--- Information given ---

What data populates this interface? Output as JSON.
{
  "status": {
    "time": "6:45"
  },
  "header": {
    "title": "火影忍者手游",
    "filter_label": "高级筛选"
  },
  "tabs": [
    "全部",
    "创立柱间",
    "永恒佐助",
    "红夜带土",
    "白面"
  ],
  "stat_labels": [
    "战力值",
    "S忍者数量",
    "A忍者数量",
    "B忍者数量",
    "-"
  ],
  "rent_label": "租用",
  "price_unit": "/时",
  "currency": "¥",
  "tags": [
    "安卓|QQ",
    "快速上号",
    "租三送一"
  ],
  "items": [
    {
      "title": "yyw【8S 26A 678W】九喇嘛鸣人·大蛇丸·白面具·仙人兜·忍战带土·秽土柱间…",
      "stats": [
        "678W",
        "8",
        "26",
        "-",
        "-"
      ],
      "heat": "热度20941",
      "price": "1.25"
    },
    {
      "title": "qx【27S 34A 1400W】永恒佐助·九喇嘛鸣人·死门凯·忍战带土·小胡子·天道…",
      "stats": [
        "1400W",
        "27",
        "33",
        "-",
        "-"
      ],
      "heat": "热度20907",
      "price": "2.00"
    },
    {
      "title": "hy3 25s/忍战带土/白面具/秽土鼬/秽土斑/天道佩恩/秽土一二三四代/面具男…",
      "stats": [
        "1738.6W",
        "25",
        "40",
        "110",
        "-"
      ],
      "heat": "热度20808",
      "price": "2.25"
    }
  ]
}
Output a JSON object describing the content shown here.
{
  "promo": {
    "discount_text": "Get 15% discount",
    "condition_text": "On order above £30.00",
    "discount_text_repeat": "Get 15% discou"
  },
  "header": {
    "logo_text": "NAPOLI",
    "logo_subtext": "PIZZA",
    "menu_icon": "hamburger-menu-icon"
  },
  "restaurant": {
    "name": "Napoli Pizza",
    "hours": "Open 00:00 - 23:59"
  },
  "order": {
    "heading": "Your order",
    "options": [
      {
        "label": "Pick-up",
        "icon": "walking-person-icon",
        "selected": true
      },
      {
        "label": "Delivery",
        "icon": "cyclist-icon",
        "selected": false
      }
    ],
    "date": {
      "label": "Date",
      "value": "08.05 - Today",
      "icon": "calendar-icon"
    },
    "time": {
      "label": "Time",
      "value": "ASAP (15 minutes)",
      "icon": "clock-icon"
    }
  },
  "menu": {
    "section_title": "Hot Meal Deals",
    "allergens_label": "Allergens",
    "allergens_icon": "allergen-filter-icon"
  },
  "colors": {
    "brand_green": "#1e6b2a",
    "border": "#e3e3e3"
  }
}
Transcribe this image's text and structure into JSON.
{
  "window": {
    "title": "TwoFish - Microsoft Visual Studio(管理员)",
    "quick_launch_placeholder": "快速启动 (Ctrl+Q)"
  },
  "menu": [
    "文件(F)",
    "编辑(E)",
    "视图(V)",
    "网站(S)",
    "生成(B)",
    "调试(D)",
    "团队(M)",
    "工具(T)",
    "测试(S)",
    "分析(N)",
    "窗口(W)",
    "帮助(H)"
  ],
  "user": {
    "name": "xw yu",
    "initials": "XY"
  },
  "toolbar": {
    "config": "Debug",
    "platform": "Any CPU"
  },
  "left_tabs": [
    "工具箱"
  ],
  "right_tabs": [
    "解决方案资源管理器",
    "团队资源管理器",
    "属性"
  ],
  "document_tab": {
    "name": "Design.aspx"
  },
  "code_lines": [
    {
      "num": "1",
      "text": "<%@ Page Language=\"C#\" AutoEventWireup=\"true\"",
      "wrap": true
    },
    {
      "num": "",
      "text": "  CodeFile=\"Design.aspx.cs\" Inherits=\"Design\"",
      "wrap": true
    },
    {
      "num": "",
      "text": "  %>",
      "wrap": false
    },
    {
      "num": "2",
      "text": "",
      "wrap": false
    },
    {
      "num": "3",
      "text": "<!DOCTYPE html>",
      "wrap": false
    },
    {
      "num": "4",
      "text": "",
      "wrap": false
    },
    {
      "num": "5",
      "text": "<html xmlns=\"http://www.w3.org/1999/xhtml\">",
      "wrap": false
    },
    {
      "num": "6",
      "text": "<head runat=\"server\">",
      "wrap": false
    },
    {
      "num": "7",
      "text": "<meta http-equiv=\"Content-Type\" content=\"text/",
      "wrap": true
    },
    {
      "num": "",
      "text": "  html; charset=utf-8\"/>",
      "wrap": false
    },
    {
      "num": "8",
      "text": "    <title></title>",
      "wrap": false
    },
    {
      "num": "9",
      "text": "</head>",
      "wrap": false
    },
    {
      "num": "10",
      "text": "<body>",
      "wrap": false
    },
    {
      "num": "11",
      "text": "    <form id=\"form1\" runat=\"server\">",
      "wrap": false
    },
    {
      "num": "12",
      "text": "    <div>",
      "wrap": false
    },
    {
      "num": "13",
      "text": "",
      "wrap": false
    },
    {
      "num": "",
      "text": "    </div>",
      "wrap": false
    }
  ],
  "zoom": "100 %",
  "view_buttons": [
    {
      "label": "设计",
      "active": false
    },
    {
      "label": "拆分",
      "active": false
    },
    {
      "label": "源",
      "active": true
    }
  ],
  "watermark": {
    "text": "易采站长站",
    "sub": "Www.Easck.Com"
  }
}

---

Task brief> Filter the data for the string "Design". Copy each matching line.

Response to this task>
    "name": "Design.aspx"
      "text": "  CodeFile=\"Design.aspx.cs\" Inherits=\"Design\"",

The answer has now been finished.